Connectionist Modelling in Cognitive Neuropsychology: A Case Study
A Special Issue of Cognitive Neuropsychology
Psychology Press – 1994
Series: Essays in Cognitive Psychology
Computational models offer tools for exploring the nature of human cognitive processes. In connectionist, neural network, or parallel distributed processing models, information processing takes the form of cooperative and competitive interactions among many simple, neuron-like processing units. These models provide new ways of thinking about the neural basis of cognitive processes, and how disorders of brain function lead to disorders of cognition.
This monograph is an expanded version of a recent issue of the journal Cognitive Neuropsychology. It presents the most comprehensive existing "case study" of how the effects of damage in connectionist models can replicate the detailed and diverse patterns of cognitive impairments that can arise in humans as a result of brain damage.
It begins with a review of the basic methodology of cognitive neuropsychology and of other attempts at modeling neuropsychological phenomena. It then focuses on a particular form of acquired reading disorder, "deep dyslexia," in which previously literate adults with brain damage exhibit a wide range of symptoms in pronouncing written words, the most striking of which is the production of semantic errors (e.g. reading RIVER as "ocean").

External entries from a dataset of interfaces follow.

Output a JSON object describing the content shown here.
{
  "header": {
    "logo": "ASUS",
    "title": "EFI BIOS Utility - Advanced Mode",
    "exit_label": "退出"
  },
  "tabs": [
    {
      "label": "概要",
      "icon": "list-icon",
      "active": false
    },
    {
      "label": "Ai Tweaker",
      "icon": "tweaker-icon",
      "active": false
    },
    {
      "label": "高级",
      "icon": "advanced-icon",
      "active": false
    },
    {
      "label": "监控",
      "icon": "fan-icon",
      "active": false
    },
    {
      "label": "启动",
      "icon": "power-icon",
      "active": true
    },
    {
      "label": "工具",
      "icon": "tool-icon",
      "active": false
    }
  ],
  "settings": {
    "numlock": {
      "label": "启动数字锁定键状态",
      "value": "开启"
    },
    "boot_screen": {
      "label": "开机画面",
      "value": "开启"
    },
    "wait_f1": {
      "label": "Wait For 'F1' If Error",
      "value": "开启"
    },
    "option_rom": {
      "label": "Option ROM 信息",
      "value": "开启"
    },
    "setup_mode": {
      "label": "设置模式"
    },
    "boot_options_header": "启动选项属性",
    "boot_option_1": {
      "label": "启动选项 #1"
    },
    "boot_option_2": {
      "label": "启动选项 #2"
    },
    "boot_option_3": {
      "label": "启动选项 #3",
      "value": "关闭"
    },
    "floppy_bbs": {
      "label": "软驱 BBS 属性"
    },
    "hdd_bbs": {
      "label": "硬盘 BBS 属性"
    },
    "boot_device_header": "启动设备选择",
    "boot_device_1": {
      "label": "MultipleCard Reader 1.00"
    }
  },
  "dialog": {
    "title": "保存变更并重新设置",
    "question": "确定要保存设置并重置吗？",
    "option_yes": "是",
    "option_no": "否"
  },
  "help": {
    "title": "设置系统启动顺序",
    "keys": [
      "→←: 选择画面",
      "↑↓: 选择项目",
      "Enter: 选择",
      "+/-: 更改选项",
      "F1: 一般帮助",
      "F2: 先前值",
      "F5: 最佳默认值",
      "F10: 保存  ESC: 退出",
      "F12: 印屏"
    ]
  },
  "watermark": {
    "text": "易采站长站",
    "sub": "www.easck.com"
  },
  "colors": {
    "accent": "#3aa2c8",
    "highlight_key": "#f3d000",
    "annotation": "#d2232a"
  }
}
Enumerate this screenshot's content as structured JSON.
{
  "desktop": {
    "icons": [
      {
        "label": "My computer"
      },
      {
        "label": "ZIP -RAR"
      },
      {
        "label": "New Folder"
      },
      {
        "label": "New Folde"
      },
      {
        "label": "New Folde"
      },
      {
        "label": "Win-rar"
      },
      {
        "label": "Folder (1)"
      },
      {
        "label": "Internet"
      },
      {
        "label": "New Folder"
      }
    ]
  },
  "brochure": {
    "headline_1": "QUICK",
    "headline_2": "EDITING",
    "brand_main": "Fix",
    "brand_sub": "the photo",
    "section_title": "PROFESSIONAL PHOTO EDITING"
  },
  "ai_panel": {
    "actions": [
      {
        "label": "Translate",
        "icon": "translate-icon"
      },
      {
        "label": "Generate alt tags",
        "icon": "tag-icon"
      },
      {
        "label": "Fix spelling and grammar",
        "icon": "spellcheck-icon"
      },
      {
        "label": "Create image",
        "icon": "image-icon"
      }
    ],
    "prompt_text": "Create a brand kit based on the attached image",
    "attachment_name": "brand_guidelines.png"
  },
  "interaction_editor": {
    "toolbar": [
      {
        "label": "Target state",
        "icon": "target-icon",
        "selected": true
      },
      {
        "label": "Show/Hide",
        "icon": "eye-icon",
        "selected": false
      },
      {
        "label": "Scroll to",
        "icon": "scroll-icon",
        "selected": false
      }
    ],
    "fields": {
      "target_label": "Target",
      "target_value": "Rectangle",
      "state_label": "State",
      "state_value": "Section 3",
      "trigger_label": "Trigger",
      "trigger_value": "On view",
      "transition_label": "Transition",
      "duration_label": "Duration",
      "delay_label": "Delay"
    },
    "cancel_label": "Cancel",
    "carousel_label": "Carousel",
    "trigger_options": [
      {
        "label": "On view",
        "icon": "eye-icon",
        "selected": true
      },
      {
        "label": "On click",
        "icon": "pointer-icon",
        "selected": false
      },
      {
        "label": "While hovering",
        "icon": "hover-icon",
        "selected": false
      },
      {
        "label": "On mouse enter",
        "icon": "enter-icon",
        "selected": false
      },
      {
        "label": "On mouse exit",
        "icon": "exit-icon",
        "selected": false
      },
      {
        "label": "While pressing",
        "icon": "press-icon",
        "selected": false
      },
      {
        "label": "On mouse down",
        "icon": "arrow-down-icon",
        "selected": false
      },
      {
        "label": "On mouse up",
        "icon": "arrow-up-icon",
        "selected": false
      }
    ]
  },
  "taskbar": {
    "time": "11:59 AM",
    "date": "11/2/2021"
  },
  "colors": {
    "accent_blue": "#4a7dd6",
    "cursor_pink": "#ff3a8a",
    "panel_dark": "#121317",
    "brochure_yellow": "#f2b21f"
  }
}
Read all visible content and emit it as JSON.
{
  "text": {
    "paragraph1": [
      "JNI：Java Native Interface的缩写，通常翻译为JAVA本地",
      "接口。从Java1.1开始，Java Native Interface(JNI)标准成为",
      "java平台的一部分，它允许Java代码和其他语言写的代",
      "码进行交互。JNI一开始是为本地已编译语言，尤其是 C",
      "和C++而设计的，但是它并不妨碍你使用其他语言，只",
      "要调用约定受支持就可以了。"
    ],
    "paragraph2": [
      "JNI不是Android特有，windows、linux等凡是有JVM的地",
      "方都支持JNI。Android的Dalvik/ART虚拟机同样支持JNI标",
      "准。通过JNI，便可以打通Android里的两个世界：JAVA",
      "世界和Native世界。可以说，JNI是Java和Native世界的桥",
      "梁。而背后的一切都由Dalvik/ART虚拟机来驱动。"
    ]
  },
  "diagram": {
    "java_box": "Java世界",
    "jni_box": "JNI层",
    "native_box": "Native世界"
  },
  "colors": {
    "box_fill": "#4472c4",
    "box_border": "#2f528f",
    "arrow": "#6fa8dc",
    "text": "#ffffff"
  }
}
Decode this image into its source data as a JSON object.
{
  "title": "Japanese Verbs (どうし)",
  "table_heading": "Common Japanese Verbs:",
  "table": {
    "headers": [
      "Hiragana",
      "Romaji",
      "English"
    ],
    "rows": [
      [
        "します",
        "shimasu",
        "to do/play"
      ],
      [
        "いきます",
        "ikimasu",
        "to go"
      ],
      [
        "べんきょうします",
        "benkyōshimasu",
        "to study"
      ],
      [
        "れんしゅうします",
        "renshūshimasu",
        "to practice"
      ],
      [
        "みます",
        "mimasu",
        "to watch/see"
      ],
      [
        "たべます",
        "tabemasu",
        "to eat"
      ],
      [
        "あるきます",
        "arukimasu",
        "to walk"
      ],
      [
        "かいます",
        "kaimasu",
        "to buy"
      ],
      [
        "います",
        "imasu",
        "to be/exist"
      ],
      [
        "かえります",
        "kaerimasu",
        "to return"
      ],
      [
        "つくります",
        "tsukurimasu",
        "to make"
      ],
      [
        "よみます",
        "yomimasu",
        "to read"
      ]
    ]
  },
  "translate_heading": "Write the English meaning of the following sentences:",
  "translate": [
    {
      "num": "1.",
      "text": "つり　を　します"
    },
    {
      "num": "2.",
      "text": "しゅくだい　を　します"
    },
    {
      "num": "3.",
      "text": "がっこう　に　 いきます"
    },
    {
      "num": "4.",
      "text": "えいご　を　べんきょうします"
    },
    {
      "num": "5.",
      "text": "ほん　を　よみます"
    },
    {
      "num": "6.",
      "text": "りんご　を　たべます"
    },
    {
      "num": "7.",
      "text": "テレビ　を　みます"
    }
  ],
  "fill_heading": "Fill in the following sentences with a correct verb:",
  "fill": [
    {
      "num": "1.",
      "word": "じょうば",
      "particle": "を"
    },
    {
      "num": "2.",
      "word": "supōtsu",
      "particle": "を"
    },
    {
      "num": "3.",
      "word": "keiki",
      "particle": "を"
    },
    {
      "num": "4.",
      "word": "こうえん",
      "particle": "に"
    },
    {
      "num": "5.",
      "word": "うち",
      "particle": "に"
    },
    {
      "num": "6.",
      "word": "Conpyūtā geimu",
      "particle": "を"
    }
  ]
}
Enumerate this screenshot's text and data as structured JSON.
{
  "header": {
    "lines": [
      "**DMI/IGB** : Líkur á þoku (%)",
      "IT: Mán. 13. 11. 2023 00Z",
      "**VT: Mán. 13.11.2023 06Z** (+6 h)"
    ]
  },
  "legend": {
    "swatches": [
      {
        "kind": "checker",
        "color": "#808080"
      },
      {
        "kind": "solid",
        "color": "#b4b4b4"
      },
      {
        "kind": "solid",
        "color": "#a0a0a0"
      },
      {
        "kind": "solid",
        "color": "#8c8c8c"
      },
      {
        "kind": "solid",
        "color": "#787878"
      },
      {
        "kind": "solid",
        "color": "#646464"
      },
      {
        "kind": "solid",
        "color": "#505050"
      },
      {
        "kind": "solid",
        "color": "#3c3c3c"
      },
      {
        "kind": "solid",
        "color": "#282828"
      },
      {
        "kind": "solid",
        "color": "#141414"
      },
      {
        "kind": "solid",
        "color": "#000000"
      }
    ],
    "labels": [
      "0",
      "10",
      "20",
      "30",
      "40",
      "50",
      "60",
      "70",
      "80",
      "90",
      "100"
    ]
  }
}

A series of simulations investigate the effects of damage in connectionist models that pronounce written words via their meaning. The work systematically explores each main aspect of the design of the models, identifying the basic computational properties that are responsible for the occurrence of deep dyslexia when the models are damaged.
Although the investigation concerns a specific form of reading impairment, the computational principles that emerge as critical are very general ones: representation of concepts as distributed patterns of activity, encoding of knowledge in terms of weights on connections between units, interactivity between units to form stable attractors for familiar activity patterns, and greater richness of concrete vs. abstract semantics. The fact that damage to models embodying these principles and damage to the brain can produce strikingly similar behaviour supports the view that the human cognitive system operates according to similar principles.